While we are away on Summer holiday, we figured we would share our excitement about being mentioned in Alan November’s new book, “Who Owns the Learning?“.
Posts Tagged ‘Alan November’
We were interviewed by Alan November (of November Learning). Recently, the interview was released as a two-part podcast. You can click below to visit the November Learning pages to listen to the podcasts.
Or, listen on the November Learning’s iTunes Podcast.
Thanks to students “Bob”, “Billy Billy”, “Jerry” and “Paul”! And thanks to Brian Mull, of November Learning. We are so excited about this!
Alan November interviews us:
I’m in Boston for this year’s BLC 10, which is Alan November’s Building Learning Communities conference.
This is always the greatest conference. This year, I am co-presenting with one of my former students “Jerry”. We will be discussing and demonstrating our “Kids Teaching Kids” classroom model and student screencasting.
Thu, July 15th, at 11:30 am – 12:45 pm (Room: Terrace)
In addition to teaching 6th grade math, I also teach a tech course this year. I have been trying to gain permission to use an Alan November book as a supplement to the class. His book, “Web Literacy for Educators” is a great resource for educators, students and families. It has many applicable tools and is full of valuable information to help our youngsters validate and evaluate web content. However, enter the RED TAPE.
In order to be “allowed” to use this book as a supplement in class, I must have the School Board approve it. The process sounds simple. I go to my school librarian, fill-out a form and she forwards it to the school administration. The administration then probably needs to sign-off on it before forwarding it to the School Board. No one told me this, but I think the School Board requires or suggests that supplemental books be on display in a public place for at least two weeks. I only think this is the case because I have seen other books looking for approval go through this display process.
Eventually, the book will be placed onto the Agenda of an upcoming School Board Meeting. From there, I guess the School Board votes to approve or deny the use of the material.

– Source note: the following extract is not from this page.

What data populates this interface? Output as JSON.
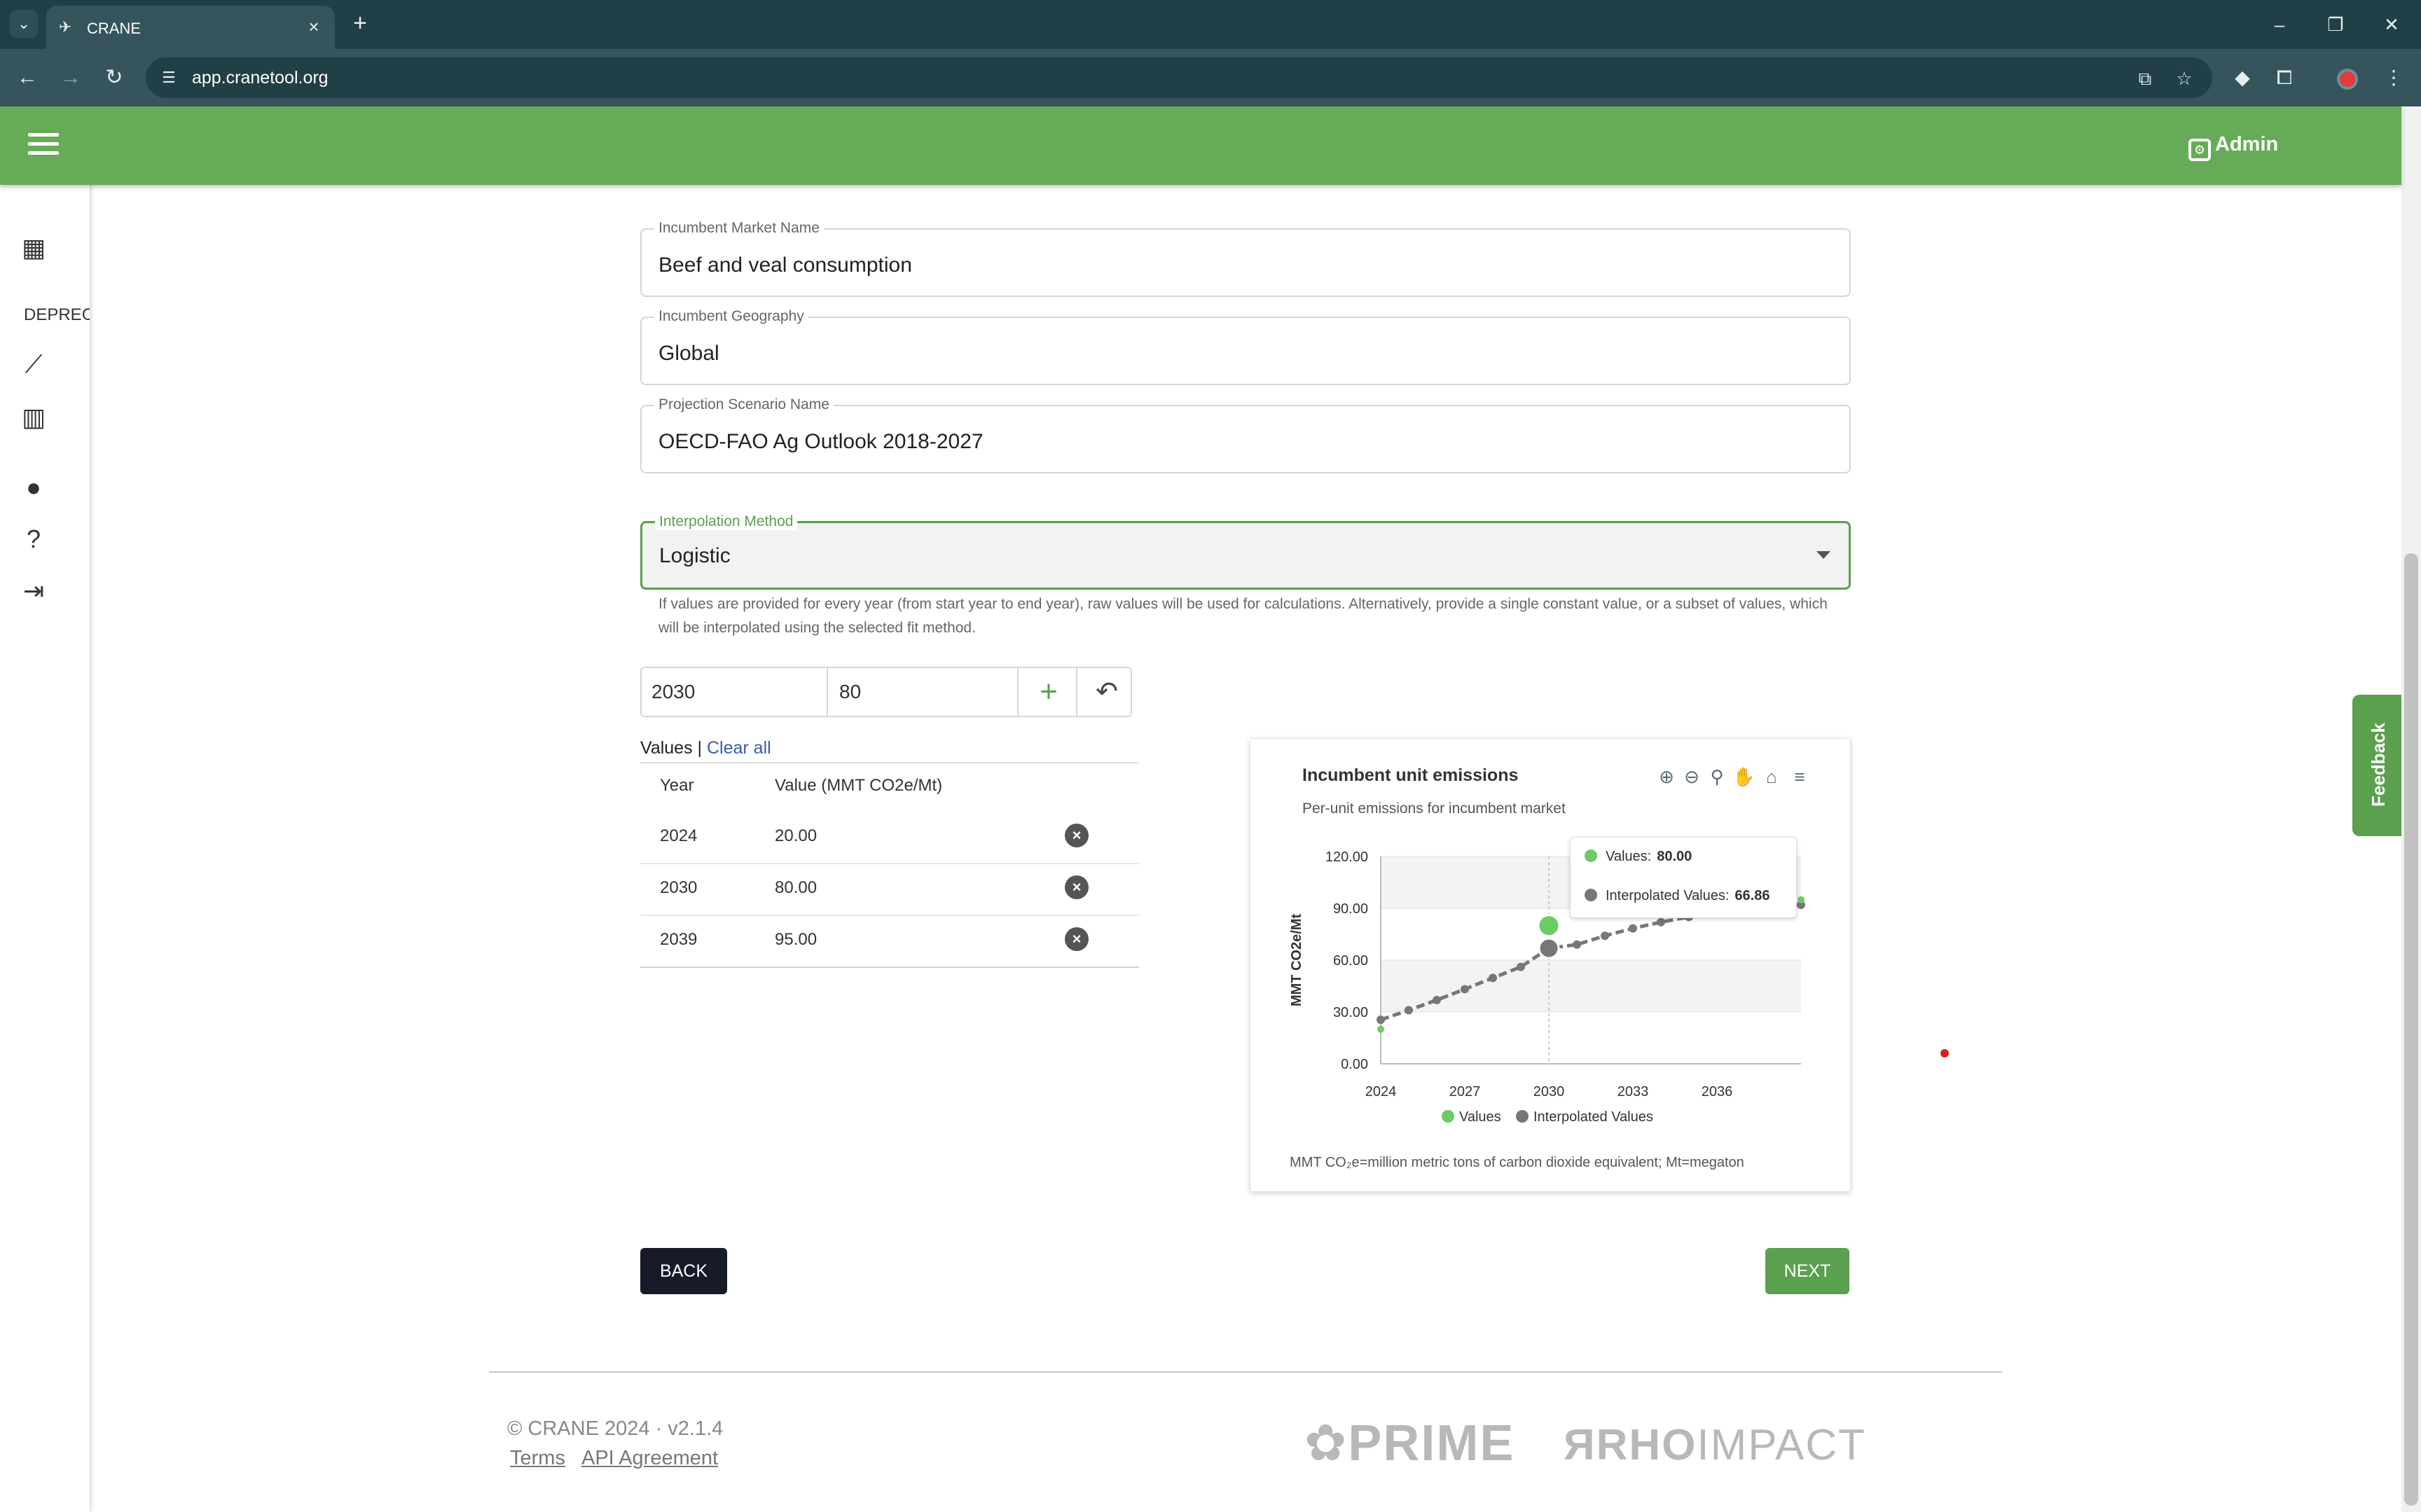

Once approved, I assume I could finally begin using the resource.
Too bad this process can take the entire time the actual course runs. It has been about a month and I am getting information that perhaps the book is still in my school on some administrator’s desk – – waiting for a signature. That puts the book out of my student’s reach for at least another month or so since the book still needs a two-week public display and then approval from a School Board Meeting (which only meets twice per month).
So much for sense of urgency. I have been patient, but I guess it is almost time to start prodding. Maybe school officials are fearful of empowering their students? Obviously, it is not a priority to the school. But it needs to be a priority for our school and community. No one is taking the responsibility of teaching and training our students Web/Information Literacy skills. Many parents/guardians would benefit from this “how to” knowledge of validating and evaluating content from the Internet. It needs to be a priority for our school to train our students on how to produce better search results and how to deepen their ability for critical thinking. Using Alan November’s “Web Literacy for Educators” is a great place to start.
What is a URL? (The iPhone/iPod Version)
I composed the music from putting together numerous generic loops in Garageband.